On Thursday after the bell Google stunned the Street with a 2 for 1 stock split, but a split that was by no means conventional. The new shares have no voting rights.
“The move says to me founders Larry Page and Sergey Brin control this company and if you don’t like that as a shareholder you can only vote with your feet,” says top BGC analyst Colin Gillis on Fast Money."
“I don’t know why they just don’t take the company private,” adds the obviously aggravated trader Mike Murphy. “If I were a shareholder – this would be my exit point.”
That's because Murphy feels strongly that shareholders, as owners of the company, should have a voice. And he says this development suggests Google doesn't care about that. Murphy wouldn't be surprised if the stock-split triggers selling as investors re-think whether they want Google in their portfolios at all.

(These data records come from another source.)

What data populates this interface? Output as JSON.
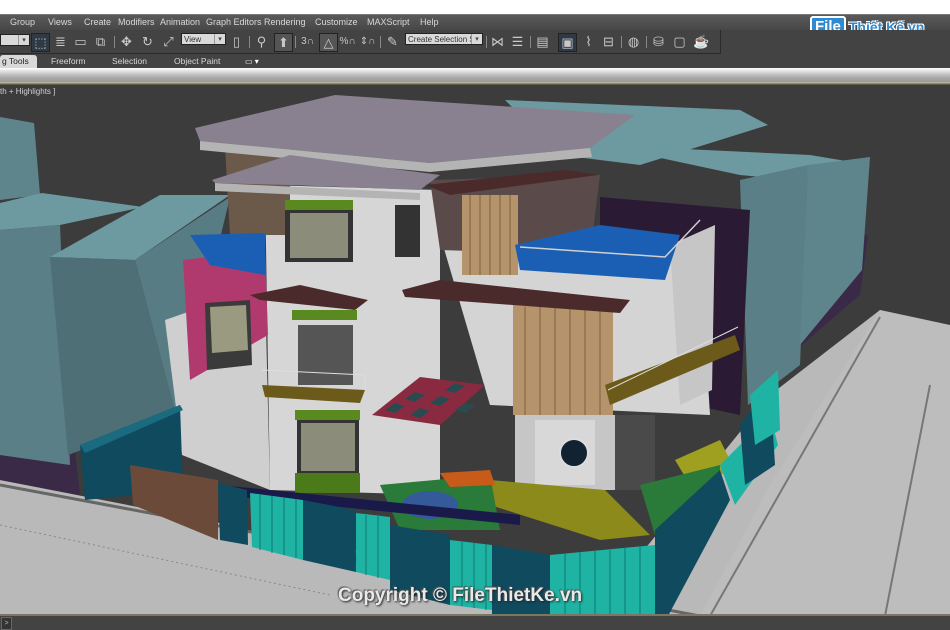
{
  "menubar": {
    "items": [
      "Group",
      "Views",
      "Create",
      "Modifiers",
      "Animation",
      "Graph Editors",
      "Rendering",
      "Customize",
      "MAXScript",
      "Help"
    ]
  },
  "toolbar": {
    "reference_coord_dropdown": "View",
    "named_selection_dropdown": "Create Selection Se",
    "icons": [
      "selection-filter-dropdown",
      "select-object-icon",
      "select-by-name-icon",
      "rectangular-selection-icon",
      "window-crossing-icon",
      "select-move-icon",
      "select-rotate-icon",
      "select-scale-icon",
      "use-pivot-icon",
      "select-manipulate-icon",
      "keyboard-shortcut-override-icon",
      "snaps-toggle-icon",
      "angle-snap-icon",
      "percent-snap-icon",
      "spinner-snap-icon",
      "edit-named-selection-icon",
      "mirror-icon",
      "align-icon",
      "layer-manager-icon",
      "scene-explorer-icon",
      "curve-editor-icon",
      "schematic-view-icon",
      "material-editor-icon",
      "render-setup-icon",
      "rendered-frame-window-icon",
      "render-production-icon"
    ]
  },
  "logo": {
    "file": "File",
    "rest": "Thiết Kế.vn"
  },
  "ribbon": {
    "tabs": [
      "Modeling Tools",
      "Freeform",
      "Selection",
      "Object Paint"
    ],
    "selected_tab_visible": "g Tools",
    "extra_button": "ribbon-options-button"
  },
  "viewport": {
    "label": "th + Highlights ]",
    "watermark": "Copyright © FileThietKe.vn"
  },
  "statusbar": {
    "script_button": ">"
  },
  "colors": {
    "menubar": "#4e4e4e",
    "toolbar": "#434343",
    "viewport_bg": "#3c3c3c",
    "accent_logo": "#2f8bd1",
    "building_teal": "#5e858c",
    "roof": "#8a8190",
    "wall_white": "#d2d2d2",
    "pool_blue": "#1a5fb4",
    "fence_cyan": "#1fb3a3",
    "wall_dark_teal": "#0f4a5e"
  }
}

Google, however, insists the move was not intended to harm investors but rather accommodate them; Google says investors had been asking for a development such as this to make the stock price more accessible.
Trader Karen Finerman also bemoans the move. She says it confirms that owning Google will continue to involve investing in niche areas that fancy the whims of the founders, such as Google’s space program.